## What you have to do
With pictures removed, the data below should be returned exactly.

## Data for processing

-*-*-

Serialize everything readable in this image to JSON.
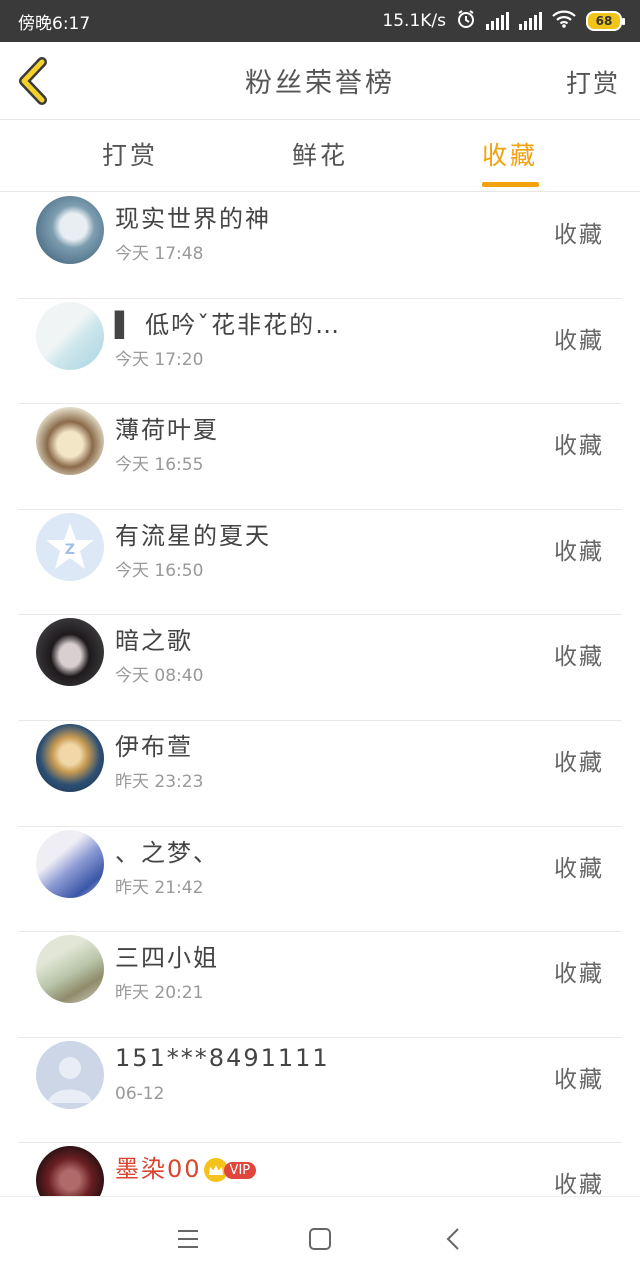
{
  "status_bar": {
    "time": "傍晚6:17",
    "net_speed": "15.1K/s",
    "battery": "68",
    "icons": [
      "alarm-icon",
      "signal-icon",
      "signal-icon",
      "wifi-icon",
      "battery-icon"
    ]
  },
  "header": {
    "title": "粉丝荣誉榜",
    "action": "打赏",
    "back_icon": "chevron-left-icon"
  },
  "tabs": [
    {
      "label": "打赏"
    },
    {
      "label": "鲜花"
    },
    {
      "label": "收藏",
      "active": true
    }
  ],
  "accent_color": "#f2a20c",
  "list": [
    {
      "name": "现实世界的神",
      "time": "今天 17:48",
      "type": "收藏"
    },
    {
      "name": "▌ 低吟ˇ花非花的…",
      "time": "今天 17:20",
      "type": "收藏"
    },
    {
      "name": "薄荷叶夏",
      "time": "今天 16:55",
      "type": "收藏"
    },
    {
      "name": "有流星的夏天",
      "time": "今天 16:50",
      "type": "收藏"
    },
    {
      "name": "暗之歌",
      "time": "今天 08:40",
      "type": "收藏"
    },
    {
      "name": "伊布萱",
      "time": "昨天 23:23",
      "type": "收藏"
    },
    {
      "name": "、之梦、",
      "time": "昨天 21:42",
      "type": "收藏"
    },
    {
      "name": "三四小姐",
      "time": "昨天 20:21",
      "type": "收藏"
    },
    {
      "name": "151***8491111",
      "time": "06-12",
      "type": "收藏"
    },
    {
      "name": "墨染00",
      "time": "",
      "type": "收藏",
      "vip": "VIP"
    }
  ],
  "nav": {
    "icons": [
      "menu-icon",
      "home-icon",
      "back-icon"
    ]
  }
}
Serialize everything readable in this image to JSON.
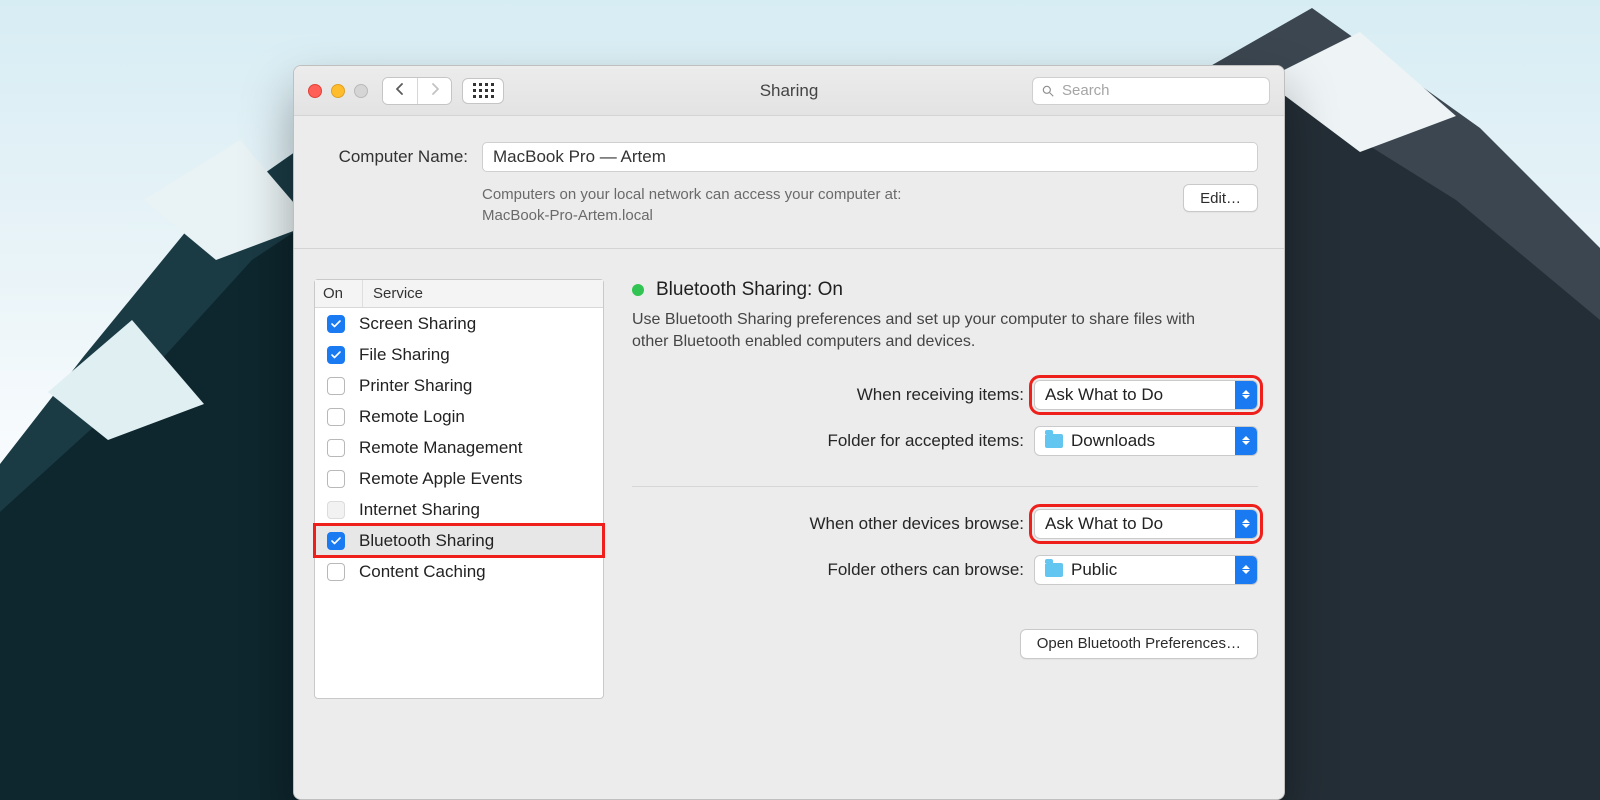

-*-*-

## Solution for this task
Serialize everything readable in this image to JSON.
{
  "status_bar": {
    "time": "傍晚6:17",
    "net_speed": "15.1K/s",
    "battery": "68",
    "icons": [
      "alarm-icon",
      "signal-icon",
      "signal-icon",
      "wifi-icon",
      "battery-icon"
    ]
  },
  "header": {
    "title": "粉丝荣誉榜",
    "action": "打赏",
    "back_icon": "chevron-left-icon"
  },
  "tabs": [
    {
      "label": "打赏"
    },
    {
      "label": "鲜花"
    },
    {
      "label": "收藏",
      "active": true
    }
  ],
  "accent_color": "#f2a20c",
  "list": [
    {
      "name": "现实世界的神",
      "time": "今天 17:48",
      "type": "收藏"
    },
    {
      "name": "▌ 低吟ˇ花非花的…",
      "time": "今天 17:20",
      "type": "收藏"
    },
    {
      "name": "薄荷叶夏",
      "time": "今天 16:55",
      "type": "收藏"
    },
    {
      "name": "有流星的夏天",
      "time": "今天 16:50",
      "type": "收藏"
    },
    {
      "name": "暗之歌",
      "time": "今天 08:40",
      "type": "收藏"
    },
    {
      "name": "伊布萱",
      "time": "昨天 23:23",
      "type": "收藏"
    },
    {
      "name": "、之梦、",
      "time": "昨天 21:42",
      "type": "收藏"
    },
    {
      "name": "三四小姐",
      "time": "昨天 20:21",
      "type": "收藏"
    },
    {
      "name": "151***8491111",
      "time": "06-12",
      "type": "收藏"
    },
    {
      "name": "墨染00",
      "time": "",
      "type": "收藏",
      "vip": "VIP"
    }
  ],
  "nav": {
    "icons": [
      "menu-icon",
      "home-icon",
      "back-icon"
    ]
  }
}
Serialize everything readable in this image to JSON.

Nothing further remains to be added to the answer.